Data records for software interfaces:
* * * * * * * * *
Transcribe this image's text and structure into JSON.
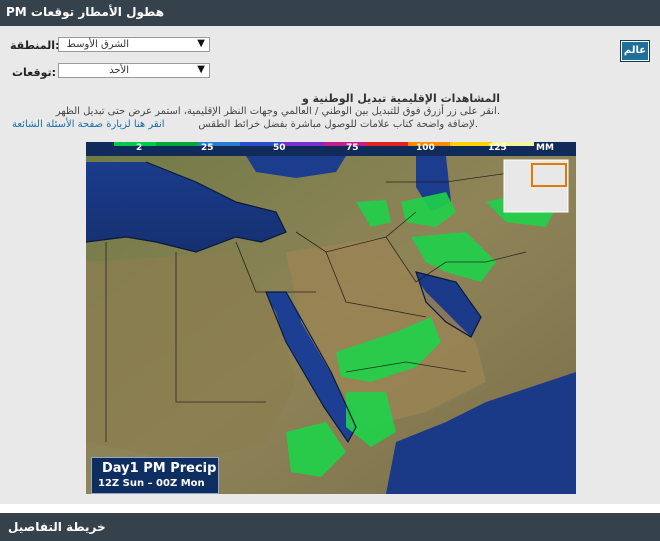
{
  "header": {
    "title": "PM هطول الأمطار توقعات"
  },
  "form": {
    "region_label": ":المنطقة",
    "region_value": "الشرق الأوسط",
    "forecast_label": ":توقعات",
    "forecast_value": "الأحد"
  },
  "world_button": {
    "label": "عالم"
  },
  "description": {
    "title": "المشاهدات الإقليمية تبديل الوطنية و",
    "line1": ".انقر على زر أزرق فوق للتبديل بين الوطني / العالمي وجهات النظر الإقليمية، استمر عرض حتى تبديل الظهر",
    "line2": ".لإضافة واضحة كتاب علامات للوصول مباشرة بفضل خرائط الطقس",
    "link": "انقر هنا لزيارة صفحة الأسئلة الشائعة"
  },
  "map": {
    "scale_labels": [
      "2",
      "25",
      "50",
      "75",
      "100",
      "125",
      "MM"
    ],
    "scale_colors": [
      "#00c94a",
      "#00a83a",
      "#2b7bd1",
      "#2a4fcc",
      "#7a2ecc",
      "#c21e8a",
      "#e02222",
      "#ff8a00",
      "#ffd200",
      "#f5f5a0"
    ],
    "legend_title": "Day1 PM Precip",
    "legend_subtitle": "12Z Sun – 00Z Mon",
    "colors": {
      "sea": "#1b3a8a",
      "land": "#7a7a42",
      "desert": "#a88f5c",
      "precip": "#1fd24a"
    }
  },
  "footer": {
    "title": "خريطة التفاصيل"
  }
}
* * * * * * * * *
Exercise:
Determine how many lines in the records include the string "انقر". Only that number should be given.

Response to this task:
2